• Work request: If a line in the listing below contains the word "this", count it, then please give only the number of such lines.

^^^^^^^^

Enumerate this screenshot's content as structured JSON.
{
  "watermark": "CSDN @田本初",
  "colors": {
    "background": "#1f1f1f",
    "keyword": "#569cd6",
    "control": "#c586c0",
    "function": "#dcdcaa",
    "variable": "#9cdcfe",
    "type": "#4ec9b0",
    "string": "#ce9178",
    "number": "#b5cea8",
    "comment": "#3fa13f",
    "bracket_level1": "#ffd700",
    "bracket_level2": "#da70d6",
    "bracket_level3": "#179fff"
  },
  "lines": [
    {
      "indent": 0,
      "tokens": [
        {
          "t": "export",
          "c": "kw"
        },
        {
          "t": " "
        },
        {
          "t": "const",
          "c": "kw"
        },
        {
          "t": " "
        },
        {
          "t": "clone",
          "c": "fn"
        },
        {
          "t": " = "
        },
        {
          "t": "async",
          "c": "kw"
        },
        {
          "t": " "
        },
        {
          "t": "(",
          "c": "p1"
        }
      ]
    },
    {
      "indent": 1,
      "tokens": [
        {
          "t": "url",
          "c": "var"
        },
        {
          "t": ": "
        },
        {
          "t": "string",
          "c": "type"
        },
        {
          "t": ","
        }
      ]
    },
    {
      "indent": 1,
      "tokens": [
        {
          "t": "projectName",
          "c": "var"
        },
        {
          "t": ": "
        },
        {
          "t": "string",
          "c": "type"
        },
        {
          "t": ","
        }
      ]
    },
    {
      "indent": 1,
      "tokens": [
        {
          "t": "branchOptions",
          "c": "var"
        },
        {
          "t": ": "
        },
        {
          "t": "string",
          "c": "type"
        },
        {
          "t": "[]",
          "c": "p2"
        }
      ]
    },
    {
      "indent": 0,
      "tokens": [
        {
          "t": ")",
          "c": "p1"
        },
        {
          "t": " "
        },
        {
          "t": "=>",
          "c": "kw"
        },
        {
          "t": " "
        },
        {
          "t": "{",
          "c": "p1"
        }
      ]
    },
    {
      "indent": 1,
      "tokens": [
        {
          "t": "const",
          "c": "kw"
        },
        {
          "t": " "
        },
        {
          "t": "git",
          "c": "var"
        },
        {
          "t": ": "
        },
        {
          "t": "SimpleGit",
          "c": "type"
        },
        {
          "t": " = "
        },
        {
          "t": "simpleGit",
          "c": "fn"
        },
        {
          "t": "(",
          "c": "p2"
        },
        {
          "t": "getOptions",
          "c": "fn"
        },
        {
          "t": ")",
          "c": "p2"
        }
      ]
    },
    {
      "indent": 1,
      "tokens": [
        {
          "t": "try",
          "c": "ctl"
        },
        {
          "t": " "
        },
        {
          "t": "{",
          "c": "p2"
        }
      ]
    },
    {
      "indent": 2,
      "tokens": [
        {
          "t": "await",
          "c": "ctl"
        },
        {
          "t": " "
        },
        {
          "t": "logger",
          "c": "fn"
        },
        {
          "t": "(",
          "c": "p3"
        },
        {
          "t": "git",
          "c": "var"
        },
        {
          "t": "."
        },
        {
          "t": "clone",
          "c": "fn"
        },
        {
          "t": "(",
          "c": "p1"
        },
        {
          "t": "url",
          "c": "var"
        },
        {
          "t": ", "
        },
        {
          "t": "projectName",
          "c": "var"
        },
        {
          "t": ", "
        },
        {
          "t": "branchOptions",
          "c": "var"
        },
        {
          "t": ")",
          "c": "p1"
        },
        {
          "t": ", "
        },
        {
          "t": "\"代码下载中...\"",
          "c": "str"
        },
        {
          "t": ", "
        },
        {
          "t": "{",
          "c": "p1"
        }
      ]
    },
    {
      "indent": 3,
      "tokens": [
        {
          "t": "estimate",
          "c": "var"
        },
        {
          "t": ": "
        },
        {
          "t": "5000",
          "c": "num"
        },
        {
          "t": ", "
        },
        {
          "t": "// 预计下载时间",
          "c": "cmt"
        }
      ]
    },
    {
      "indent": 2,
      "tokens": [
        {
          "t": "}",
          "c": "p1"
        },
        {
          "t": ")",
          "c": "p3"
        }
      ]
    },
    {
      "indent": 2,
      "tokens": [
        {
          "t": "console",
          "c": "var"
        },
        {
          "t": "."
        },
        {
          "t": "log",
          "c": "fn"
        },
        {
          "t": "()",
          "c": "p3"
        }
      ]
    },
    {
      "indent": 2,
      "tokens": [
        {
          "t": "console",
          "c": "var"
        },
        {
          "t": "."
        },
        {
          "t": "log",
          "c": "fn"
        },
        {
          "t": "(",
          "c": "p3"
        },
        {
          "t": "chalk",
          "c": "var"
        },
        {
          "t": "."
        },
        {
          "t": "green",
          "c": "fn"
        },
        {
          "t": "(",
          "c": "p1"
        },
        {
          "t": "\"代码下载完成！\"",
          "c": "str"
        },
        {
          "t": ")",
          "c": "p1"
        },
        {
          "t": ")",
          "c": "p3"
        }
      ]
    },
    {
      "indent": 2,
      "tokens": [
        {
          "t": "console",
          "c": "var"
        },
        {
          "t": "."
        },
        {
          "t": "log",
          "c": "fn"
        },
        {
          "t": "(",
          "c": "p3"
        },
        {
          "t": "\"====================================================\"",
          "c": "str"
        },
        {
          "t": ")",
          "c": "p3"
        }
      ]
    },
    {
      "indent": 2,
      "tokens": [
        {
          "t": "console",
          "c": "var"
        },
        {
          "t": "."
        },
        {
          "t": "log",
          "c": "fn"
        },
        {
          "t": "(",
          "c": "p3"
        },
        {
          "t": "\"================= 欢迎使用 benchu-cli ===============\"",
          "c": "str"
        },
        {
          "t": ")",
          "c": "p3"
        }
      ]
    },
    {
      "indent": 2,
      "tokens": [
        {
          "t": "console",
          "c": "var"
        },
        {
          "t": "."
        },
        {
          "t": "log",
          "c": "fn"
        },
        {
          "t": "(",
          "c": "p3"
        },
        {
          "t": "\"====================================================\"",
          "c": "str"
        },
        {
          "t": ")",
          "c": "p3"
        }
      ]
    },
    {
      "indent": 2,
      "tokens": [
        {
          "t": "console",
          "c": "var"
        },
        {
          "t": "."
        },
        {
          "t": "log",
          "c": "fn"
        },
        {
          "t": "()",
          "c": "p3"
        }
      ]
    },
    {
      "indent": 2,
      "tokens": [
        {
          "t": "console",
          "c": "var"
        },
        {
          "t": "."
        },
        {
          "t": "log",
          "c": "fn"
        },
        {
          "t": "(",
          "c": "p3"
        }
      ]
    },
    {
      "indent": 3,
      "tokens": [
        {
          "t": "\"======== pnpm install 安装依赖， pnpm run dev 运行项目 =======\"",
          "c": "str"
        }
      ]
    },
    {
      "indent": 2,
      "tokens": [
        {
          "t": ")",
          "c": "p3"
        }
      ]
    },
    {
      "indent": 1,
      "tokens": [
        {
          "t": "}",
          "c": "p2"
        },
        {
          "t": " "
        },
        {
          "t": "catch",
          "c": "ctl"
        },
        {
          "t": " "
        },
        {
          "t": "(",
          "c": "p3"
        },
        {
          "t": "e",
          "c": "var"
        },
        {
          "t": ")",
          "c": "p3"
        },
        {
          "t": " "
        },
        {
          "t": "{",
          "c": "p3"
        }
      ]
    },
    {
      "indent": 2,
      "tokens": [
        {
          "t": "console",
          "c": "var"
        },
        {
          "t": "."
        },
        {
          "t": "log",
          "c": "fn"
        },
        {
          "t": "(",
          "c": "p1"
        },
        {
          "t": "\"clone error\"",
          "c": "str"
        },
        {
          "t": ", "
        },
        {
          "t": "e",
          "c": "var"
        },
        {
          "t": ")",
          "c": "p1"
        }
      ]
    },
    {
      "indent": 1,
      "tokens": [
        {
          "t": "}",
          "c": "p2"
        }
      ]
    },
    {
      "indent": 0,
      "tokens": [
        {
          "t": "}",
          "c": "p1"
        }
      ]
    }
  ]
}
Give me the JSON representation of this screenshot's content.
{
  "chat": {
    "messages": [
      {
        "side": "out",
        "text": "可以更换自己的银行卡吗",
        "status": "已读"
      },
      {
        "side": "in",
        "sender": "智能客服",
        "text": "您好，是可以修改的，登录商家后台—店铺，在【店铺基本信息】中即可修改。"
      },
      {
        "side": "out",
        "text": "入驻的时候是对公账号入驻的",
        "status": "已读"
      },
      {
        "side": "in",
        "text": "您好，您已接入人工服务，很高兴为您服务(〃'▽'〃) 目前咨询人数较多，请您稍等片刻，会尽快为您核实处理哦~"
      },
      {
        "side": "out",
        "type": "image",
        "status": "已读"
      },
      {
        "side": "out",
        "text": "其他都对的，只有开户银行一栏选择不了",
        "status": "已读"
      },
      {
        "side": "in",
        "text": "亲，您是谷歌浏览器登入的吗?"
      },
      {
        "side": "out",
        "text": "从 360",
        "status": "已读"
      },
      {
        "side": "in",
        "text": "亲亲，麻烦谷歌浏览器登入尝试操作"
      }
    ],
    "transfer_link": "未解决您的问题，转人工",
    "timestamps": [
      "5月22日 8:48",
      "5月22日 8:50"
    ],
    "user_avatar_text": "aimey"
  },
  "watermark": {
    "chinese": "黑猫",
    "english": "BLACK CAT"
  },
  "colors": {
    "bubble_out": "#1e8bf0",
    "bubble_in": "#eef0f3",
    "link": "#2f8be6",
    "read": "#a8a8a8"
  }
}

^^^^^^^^

• Completed exercise: 2